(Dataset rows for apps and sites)

********

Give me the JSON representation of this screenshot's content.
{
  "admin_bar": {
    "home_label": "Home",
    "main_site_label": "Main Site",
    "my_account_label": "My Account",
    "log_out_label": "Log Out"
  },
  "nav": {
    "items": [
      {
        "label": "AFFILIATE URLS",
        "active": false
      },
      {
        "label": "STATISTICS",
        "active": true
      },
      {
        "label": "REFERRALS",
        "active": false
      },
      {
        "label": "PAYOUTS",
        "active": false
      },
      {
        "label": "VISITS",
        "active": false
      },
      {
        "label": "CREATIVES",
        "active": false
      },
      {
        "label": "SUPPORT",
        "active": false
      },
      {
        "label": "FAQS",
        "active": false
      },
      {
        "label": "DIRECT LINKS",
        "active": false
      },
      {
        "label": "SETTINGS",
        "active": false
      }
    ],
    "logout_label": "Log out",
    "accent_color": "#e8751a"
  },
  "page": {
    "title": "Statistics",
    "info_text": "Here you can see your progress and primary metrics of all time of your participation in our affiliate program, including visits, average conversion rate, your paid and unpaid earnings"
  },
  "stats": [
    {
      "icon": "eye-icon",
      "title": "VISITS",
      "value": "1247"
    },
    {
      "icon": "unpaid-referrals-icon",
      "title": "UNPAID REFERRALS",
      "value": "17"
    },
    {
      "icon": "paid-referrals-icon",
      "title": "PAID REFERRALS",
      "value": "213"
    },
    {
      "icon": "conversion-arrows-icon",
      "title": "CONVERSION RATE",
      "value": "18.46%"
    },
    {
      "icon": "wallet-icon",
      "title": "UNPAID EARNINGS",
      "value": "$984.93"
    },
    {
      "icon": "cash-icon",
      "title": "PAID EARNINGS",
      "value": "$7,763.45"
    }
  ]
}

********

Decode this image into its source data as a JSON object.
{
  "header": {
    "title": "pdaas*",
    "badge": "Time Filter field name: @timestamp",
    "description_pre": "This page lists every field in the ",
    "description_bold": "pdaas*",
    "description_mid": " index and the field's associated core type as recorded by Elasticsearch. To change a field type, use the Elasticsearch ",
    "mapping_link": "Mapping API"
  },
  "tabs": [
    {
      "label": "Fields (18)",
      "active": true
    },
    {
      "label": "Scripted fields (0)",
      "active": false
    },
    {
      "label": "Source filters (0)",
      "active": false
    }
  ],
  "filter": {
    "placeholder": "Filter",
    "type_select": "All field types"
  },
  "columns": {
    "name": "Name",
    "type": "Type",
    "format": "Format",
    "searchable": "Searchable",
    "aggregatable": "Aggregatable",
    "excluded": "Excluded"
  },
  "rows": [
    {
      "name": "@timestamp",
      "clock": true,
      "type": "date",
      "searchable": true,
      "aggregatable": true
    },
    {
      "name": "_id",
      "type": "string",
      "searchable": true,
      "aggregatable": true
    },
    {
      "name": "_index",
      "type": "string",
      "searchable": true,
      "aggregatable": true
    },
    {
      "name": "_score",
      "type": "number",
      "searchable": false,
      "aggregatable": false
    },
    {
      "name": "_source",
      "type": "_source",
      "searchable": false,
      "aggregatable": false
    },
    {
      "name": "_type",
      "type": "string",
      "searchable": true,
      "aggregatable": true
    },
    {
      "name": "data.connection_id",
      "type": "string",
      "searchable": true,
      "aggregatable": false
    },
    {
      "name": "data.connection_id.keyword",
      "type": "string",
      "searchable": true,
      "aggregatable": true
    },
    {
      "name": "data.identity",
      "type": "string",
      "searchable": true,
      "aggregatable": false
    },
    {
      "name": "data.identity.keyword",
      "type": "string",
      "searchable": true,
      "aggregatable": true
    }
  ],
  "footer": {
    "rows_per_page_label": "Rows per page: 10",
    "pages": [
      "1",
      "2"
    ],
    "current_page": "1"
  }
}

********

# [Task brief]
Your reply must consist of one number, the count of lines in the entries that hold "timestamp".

# [Task output]
2